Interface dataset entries
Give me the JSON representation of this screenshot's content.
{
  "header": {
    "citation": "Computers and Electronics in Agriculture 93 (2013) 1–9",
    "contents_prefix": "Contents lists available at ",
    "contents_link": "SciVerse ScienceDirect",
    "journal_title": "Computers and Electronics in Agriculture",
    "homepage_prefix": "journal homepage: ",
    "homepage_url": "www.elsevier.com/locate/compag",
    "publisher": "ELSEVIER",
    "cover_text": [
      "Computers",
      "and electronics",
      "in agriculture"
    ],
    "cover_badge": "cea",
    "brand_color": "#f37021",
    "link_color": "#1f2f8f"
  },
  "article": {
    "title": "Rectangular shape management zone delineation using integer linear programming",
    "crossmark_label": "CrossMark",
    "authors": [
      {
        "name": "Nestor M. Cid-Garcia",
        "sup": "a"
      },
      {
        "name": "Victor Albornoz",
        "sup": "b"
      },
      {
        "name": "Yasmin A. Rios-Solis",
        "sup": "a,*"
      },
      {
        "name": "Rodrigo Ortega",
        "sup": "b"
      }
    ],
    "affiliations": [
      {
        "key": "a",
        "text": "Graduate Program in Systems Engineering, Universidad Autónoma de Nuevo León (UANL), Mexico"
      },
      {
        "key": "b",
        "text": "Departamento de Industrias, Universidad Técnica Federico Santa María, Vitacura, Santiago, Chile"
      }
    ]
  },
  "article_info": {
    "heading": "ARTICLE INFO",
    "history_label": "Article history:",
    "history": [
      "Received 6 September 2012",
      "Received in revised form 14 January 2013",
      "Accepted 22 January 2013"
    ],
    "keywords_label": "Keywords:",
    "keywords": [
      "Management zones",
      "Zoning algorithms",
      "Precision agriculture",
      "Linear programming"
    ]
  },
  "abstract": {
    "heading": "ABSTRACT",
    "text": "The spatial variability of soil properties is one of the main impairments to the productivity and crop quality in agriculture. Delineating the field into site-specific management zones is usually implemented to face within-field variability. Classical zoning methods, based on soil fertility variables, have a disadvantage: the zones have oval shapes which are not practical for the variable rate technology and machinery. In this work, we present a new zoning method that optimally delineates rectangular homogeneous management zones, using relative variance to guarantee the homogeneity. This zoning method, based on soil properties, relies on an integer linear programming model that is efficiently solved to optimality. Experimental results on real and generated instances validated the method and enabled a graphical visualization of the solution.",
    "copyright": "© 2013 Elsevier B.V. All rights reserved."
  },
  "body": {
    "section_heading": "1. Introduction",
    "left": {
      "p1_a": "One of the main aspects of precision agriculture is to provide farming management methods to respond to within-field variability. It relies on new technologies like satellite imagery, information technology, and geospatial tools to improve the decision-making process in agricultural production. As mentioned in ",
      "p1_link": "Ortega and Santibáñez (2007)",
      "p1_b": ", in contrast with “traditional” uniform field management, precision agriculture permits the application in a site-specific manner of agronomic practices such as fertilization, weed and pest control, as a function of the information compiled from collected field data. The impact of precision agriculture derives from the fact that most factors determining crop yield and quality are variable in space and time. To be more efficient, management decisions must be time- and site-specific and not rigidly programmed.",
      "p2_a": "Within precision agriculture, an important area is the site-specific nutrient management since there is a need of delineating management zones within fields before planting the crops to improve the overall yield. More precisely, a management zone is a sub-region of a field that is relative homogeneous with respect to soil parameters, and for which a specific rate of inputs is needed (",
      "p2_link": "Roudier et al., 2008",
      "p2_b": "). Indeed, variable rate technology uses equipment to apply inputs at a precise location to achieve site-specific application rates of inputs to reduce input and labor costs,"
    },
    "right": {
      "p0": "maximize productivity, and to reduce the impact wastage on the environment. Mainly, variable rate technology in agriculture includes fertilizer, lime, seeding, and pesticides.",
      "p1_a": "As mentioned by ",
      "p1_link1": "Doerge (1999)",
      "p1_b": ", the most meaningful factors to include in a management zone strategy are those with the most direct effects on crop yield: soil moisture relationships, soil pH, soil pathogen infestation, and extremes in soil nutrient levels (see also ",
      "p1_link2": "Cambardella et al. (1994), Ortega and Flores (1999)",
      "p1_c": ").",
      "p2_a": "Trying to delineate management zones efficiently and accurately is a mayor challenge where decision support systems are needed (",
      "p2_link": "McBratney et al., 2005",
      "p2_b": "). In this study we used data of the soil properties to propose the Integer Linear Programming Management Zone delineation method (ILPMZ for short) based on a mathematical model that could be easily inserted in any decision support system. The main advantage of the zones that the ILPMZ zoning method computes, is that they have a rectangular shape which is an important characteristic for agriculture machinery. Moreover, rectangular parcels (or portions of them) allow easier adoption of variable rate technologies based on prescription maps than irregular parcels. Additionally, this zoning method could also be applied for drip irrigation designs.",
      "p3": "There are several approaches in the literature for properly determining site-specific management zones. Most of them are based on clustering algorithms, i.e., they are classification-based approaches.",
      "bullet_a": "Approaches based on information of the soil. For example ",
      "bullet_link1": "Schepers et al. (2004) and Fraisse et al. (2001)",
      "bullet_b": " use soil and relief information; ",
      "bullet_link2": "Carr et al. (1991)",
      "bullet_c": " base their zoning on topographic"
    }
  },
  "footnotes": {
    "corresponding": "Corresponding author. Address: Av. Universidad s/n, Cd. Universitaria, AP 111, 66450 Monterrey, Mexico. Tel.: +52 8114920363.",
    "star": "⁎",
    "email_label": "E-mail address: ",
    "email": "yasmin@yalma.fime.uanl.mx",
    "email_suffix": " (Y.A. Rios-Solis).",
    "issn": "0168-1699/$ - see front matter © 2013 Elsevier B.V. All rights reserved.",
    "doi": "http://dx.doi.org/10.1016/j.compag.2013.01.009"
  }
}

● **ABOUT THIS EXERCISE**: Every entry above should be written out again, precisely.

● **OUTPUT FOR THIS EXERCISE**:
Give me the JSON representation of this screenshot's content.
{
  "header": {
    "citation": "Computers and Electronics in Agriculture 93 (2013) 1–9",
    "contents_prefix": "Contents lists available at ",
    "contents_link": "SciVerse ScienceDirect",
    "journal_title": "Computers and Electronics in Agriculture",
    "homepage_prefix": "journal homepage: ",
    "homepage_url": "www.elsevier.com/locate/compag",
    "publisher": "ELSEVIER",
    "cover_text": [
      "Computers",
      "and electronics",
      "in agriculture"
    ],
    "cover_badge": "cea",
    "brand_color": "#f37021",
    "link_color": "#1f2f8f"
  },
  "article": {
    "title": "Rectangular shape management zone delineation using integer linear programming",
    "crossmark_label": "CrossMark",
    "authors": [
      {
        "name": "Nestor M. Cid-Garcia",
        "sup": "a"
      },
      {
        "name": "Victor Albornoz",
        "sup": "b"
      },
      {
        "name": "Yasmin A. Rios-Solis",
        "sup": "a,*"
      },
      {
        "name": "Rodrigo Ortega",
        "sup": "b"
      }
    ],
    "affiliations": [
      {
        "key": "a",
        "text": "Graduate Program in Systems Engineering, Universidad Autónoma de Nuevo León (UANL), Mexico"
      },
      {
        "key": "b",
        "text": "Departamento de Industrias, Universidad Técnica Federico Santa María, Vitacura, Santiago, Chile"
      }
    ]
  },
  "article_info": {
    "heading": "ARTICLE INFO",
    "history_label": "Article history:",
    "history": [
      "Received 6 September 2012",
      "Received in revised form 14 January 2013",
      "Accepted 22 January 2013"
    ],
    "keywords_label": "Keywords:",
    "keywords": [
      "Management zones",
      "Zoning algorithms",
      "Precision agriculture",
      "Linear programming"
    ]
  },
  "abstract": {
    "heading": "ABSTRACT",
    "text": "The spatial variability of soil properties is one of the main impairments to the productivity and crop quality in agriculture. Delineating the field into site-specific management zones is usually implemented to face within-field variability. Classical zoning methods, based on soil fertility variables, have a disadvantage: the zones have oval shapes which are not practical for the variable rate technology and machinery. In this work, we present a new zoning method that optimally delineates rectangular homogeneous management zones, using relative variance to guarantee the homogeneity. This zoning method, based on soil properties, relies on an integer linear programming model that is efficiently solved to optimality. Experimental results on real and generated instances validated the method and enabled a graphical visualization of the solution.",
    "copyright": "© 2013 Elsevier B.V. All rights reserved."
  },
  "body": {
    "section_heading": "1. Introduction",
    "left": {
      "p1_a": "One of the main aspects of precision agriculture is to provide farming management methods to respond to within-field variability. It relies on new technologies like satellite imagery, information technology, and geospatial tools to improve the decision-making process in agricultural production. As mentioned in ",
      "p1_link": "Ortega and Santibáñez (2007)",
      "p1_b": ", in contrast with “traditional” uniform field management, precision agriculture permits the application in a site-specific manner of agronomic practices such as fertilization, weed and pest control, as a function of the information compiled from collected field data. The impact of precision agriculture derives from the fact that most factors determining crop yield and quality are variable in space and time. To be more efficient, management decisions must be time- and site-specific and not rigidly programmed.",
      "p2_a": "Within precision agriculture, an important area is the site-specific nutrient management since there is a need of delineating management zones within fields before planting the crops to improve the overall yield. More precisely, a management zone is a sub-region of a field that is relative homogeneous with respect to soil parameters, and for which a specific rate of inputs is needed (",
      "p2_link": "Roudier et al., 2008",
      "p2_b": "). Indeed, variable rate technology uses equipment to apply inputs at a precise location to achieve site-specific application rates of inputs to reduce input and labor costs,"
    },
    "right": {
      "p0": "maximize productivity, and to reduce the impact wastage on the environment. Mainly, variable rate technology in agriculture includes fertilizer, lime, seeding, and pesticides.",
      "p1_a": "As mentioned by ",
      "p1_link1": "Doerge (1999)",
      "p1_b": ", the most meaningful factors to include in a management zone strategy are those with the most direct effects on crop yield: soil moisture relationships, soil pH, soil pathogen infestation, and extremes in soil nutrient levels (see also ",
      "p1_link2": "Cambardella et al. (1994), Ortega and Flores (1999)",
      "p1_c": ").",
      "p2_a": "Trying to delineate management zones efficiently and accurately is a mayor challenge where decision support systems are needed (",
      "p2_link": "McBratney et al., 2005",
      "p2_b": "). In this study we used data of the soil properties to propose the Integer Linear Programming Management Zone delineation method (ILPMZ for short) based on a mathematical model that could be easily inserted in any decision support system. The main advantage of the zones that the ILPMZ zoning method computes, is that they have a rectangular shape which is an important characteristic for agriculture machinery. Moreover, rectangular parcels (or portions of them) allow easier adoption of variable rate technologies based on prescription maps than irregular parcels. Additionally, this zoning method could also be applied for drip irrigation designs.",
      "p3": "There are several approaches in the literature for properly determining site-specific management zones. Most of them are based on clustering algorithms, i.e., they are classification-based approaches.",
      "bullet_a": "Approaches based on information of the soil. For example ",
      "bullet_link1": "Schepers et al. (2004) and Fraisse et al. (2001)",
      "bullet_b": " use soil and relief information; ",
      "bullet_link2": "Carr et al. (1991)",
      "bullet_c": " base their zoning on topographic"
    }
  },
  "footnotes": {
    "corresponding": "Corresponding author. Address: Av. Universidad s/n, Cd. Universitaria, AP 111, 66450 Monterrey, Mexico. Tel.: +52 8114920363.",
    "star": "⁎",
    "email_label": "E-mail address: ",
    "email": "yasmin@yalma.fime.uanl.mx",
    "email_suffix": " (Y.A. Rios-Solis).",
    "issn": "0168-1699/$ - see front matter © 2013 Elsevier B.V. All rights reserved.",
    "doi": "http://dx.doi.org/10.1016/j.compag.2013.01.009"
  }
}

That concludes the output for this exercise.